But if you are a huge fan of evapotranspiration and insist on utilizing it as your primary source of roof cooling, you can always install the equivalent of a hydroponic garden and essentially turn the roof into one big swamp cooler. Good luck with the water bills.
The moral of this story is that we need to pay more attention to all those other ways of moving heat away from a green roof if we want an accurate picture of how a green roof stays cool, particularly for low-maintenance extensive systems. Do you think we can learn something from desert plants? I think we can. Check in next month when the spotlight is on survival techniques of drought-resistant plants.
Copyright 2010 Christopher Wark
~ Chris Wark
1. www.fao.org/docrep/X0490E/x0490e00.HTM Comprehensive guidelines on crop evapotranspiration from the Food and Agriculture Organization of the United Nations. Includes considerable background information, calculation methods and explanations, and world-wide climate and crop data.
2. www.cimis.water.ca.gov/cimis/infoEtoOverview.jsp Background information for the California Irrigation Management Information System (CIMIS).
3. www.dpi.qld.gov.au/26_9829.htm Good, concise overview of agricultural evapotranspiration calculations from the Australian government. Particularly handy for fans of the metric system.
4. https://courseware.e-education.psu.edu/simsphere/workbook/ch07.html This is a more advanced explanation of the details of stomatal heat transfer. Part of the SimSphere Workbook, courtesy of John A. Dutton e-Education Institute, A unit of the College of Earth and Mineral Sciences, The Pennsylvania State University © 2003
7. Cengel, Yunus A. and Boles, Michael A. Thermodynamics: An Engineering Approach. McGraw Hill, 1994.
8. Mills, A.F. Basic Heat and Mass Transfer. Irwin, 1995.

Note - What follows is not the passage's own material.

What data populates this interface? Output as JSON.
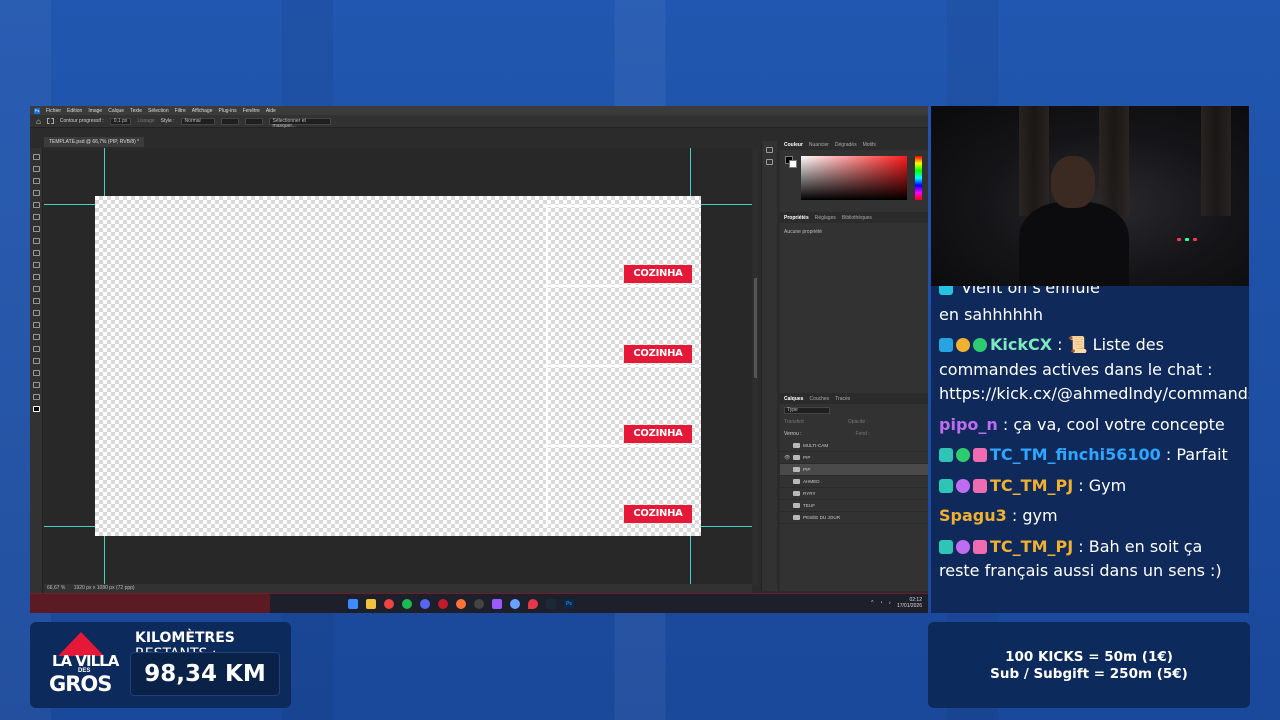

See Chris Wark’s entire 7-part Green Roof Energy Series from 2010-2011 online, and in PDF: “Cooler Than Cool Roofs: How Heat Doesn’t Move Through a Green Roof.“

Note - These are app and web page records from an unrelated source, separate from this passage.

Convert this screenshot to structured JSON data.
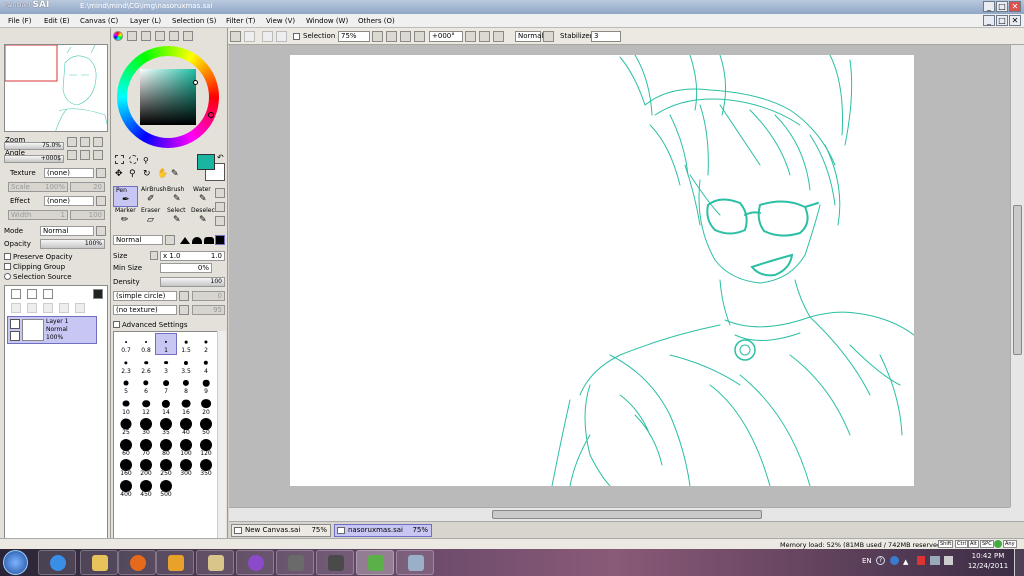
{
  "window": {
    "app_name": "SAI",
    "app_prefix": "PaintTool",
    "file_path": "E:\\mind\\mind\\CG\\img\\nasoruxmas.sai",
    "controls": {
      "minimize": "_",
      "maximize": "□",
      "close": "✕"
    }
  },
  "menu": [
    "File (F)",
    "Edit (E)",
    "Canvas (C)",
    "Layer (L)",
    "Selection (S)",
    "Filter (T)",
    "View (V)",
    "Window (W)",
    "Others (O)"
  ],
  "toolbar": {
    "selection_label": "Selection",
    "zoom_value": "75%",
    "angle_value": "+000°",
    "blend_value": "Normal",
    "stabilizer_label": "Stabilizer",
    "stabilizer_value": "3"
  },
  "navigator": {
    "zoom_label": "Zoom",
    "zoom_value": "75.0%",
    "angle_label": "Angle",
    "angle_value": "+000$"
  },
  "texture": {
    "label": "Texture",
    "value": "(none)",
    "scale_label": "Scale",
    "scale_value": "100%",
    "scale_num": "20"
  },
  "effect": {
    "label": "Effect",
    "value": "(none)",
    "width_label": "Width",
    "width_value": "1",
    "width_num": "100"
  },
  "layer_props": {
    "mode_label": "Mode",
    "mode_value": "Normal",
    "opacity_label": "Opacity",
    "opacity_value": "100%",
    "preserve_opacity": "Preserve Opacity",
    "clipping_group": "Clipping Group",
    "selection_source": "Selection Source"
  },
  "layers": [
    {
      "name": "Layer 1",
      "mode": "Normal",
      "opacity": "100%"
    }
  ],
  "colors": {
    "primary": "#1ab5a0",
    "secondary": "#ffffff",
    "sketch": "#2bbfa3"
  },
  "tools": [
    {
      "label": "Pen"
    },
    {
      "label": "AirBrush"
    },
    {
      "label": "Brush"
    },
    {
      "label": "Water"
    },
    {
      "label": "Marker"
    },
    {
      "label": "Eraser"
    },
    {
      "label": "Select"
    },
    {
      "label": "Deselect"
    }
  ],
  "brush": {
    "blend_value": "Normal",
    "size_label": "Size",
    "size_mult": "x 1.0",
    "size_value": "1.0",
    "minsize_label": "Min Size",
    "minsize_value": "0%",
    "density_label": "Density",
    "density_value": "100",
    "shape_value": "(simple circle)",
    "shape_num": "0",
    "texture_value": "(no texture)",
    "texture_num": "95",
    "advanced_label": "Advanced Settings"
  },
  "brush_sizes": [
    "0.7",
    "0.8",
    "1",
    "1.5",
    "2",
    "2.3",
    "2.6",
    "3",
    "3.5",
    "4",
    "5",
    "6",
    "7",
    "8",
    "9",
    "10",
    "12",
    "14",
    "16",
    "20",
    "25",
    "30",
    "35",
    "40",
    "50",
    "60",
    "70",
    "80",
    "100",
    "120",
    "160",
    "200",
    "250",
    "300",
    "350",
    "400",
    "450",
    "500"
  ],
  "doc_tabs": [
    {
      "name": "New Canvas.sai",
      "zoom": "75%"
    },
    {
      "name": "nasoruxmas.sai",
      "zoom": "75%"
    }
  ],
  "status": {
    "memory": "Memory load: 52% (81MB used / 742MB reserved)",
    "keys": [
      "Shift",
      "Ctrl",
      "Alt",
      "SPC",
      "Any"
    ]
  },
  "taskbar": {
    "lang": "EN",
    "time": "10:42 PM",
    "date": "12/24/2011"
  }
}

Christopher G. Wark
Christopher Wark is Principal of Wark Energy Consulting and the founder of Ponix MicroAg LLC, a development-stage company that is creating a line of compact plant enclosures for the CEA market. Chris has over 30 years of multidisciplinary engineering experience providing mechanical, analytical, and electronics support and services to manufacturers, universities and national labs. He holds Bachelor and Master of Science degrees in Mechanical Engineering (with a minor in Materials Science) from Washington State University where his graduate work focused on thermodynamics, fluid dynamics, and combustion.

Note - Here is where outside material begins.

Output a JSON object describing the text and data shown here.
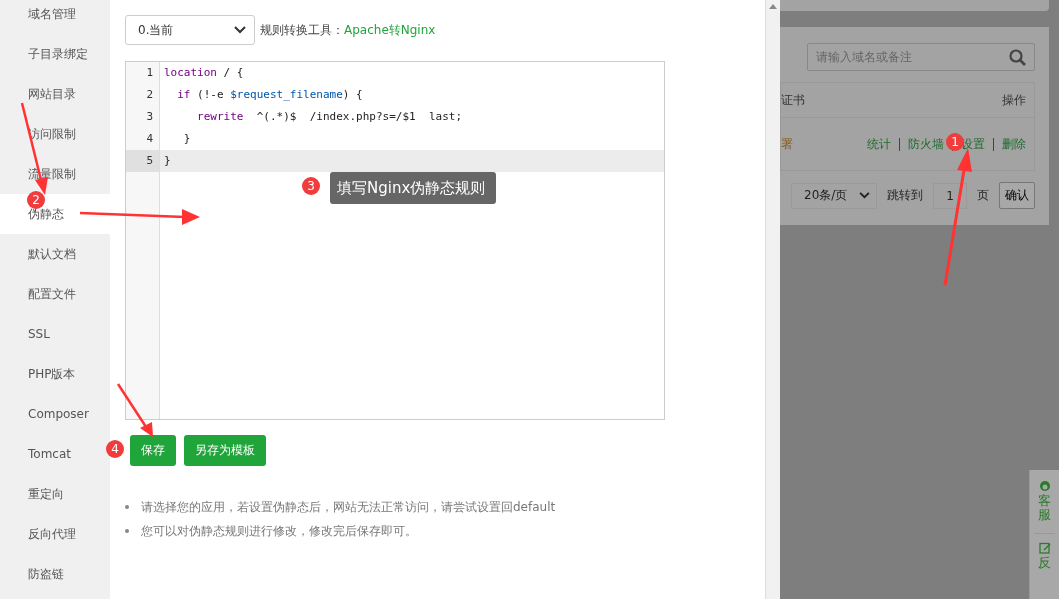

For the past 19 years, Chris has focused his efforts on the development and promotion of technical solutions in architecture and construction. He has provided energy and environmental quality analysis, CFD modeling, and LEED consulting services for several engineering and building consulting firms in New York and California. In 2002, Chris established SHADE Consulting/Green Roof Innovations (GRI) with his wife Wendy.
With GRI, Chris developed several innovative modular eco-roof systems and in 2010, Chris designed a modular planting system in partnership with Guiyang Chuangjia High-Tech Accelerator Co. LTD in Guiyang, China. In Guiyang, he saw how most of the apartment balconies and rooftops were filled with vegetable gardens. The idea of providing an improved environment for food production in built environments, along with key GRI design concepts, inspired the development of the patented pPod™ miniature greenhouse developed by Ponix MicroAg.
Contact Christopher Wark at: firstname.lastname@example.org, 917-565-6919.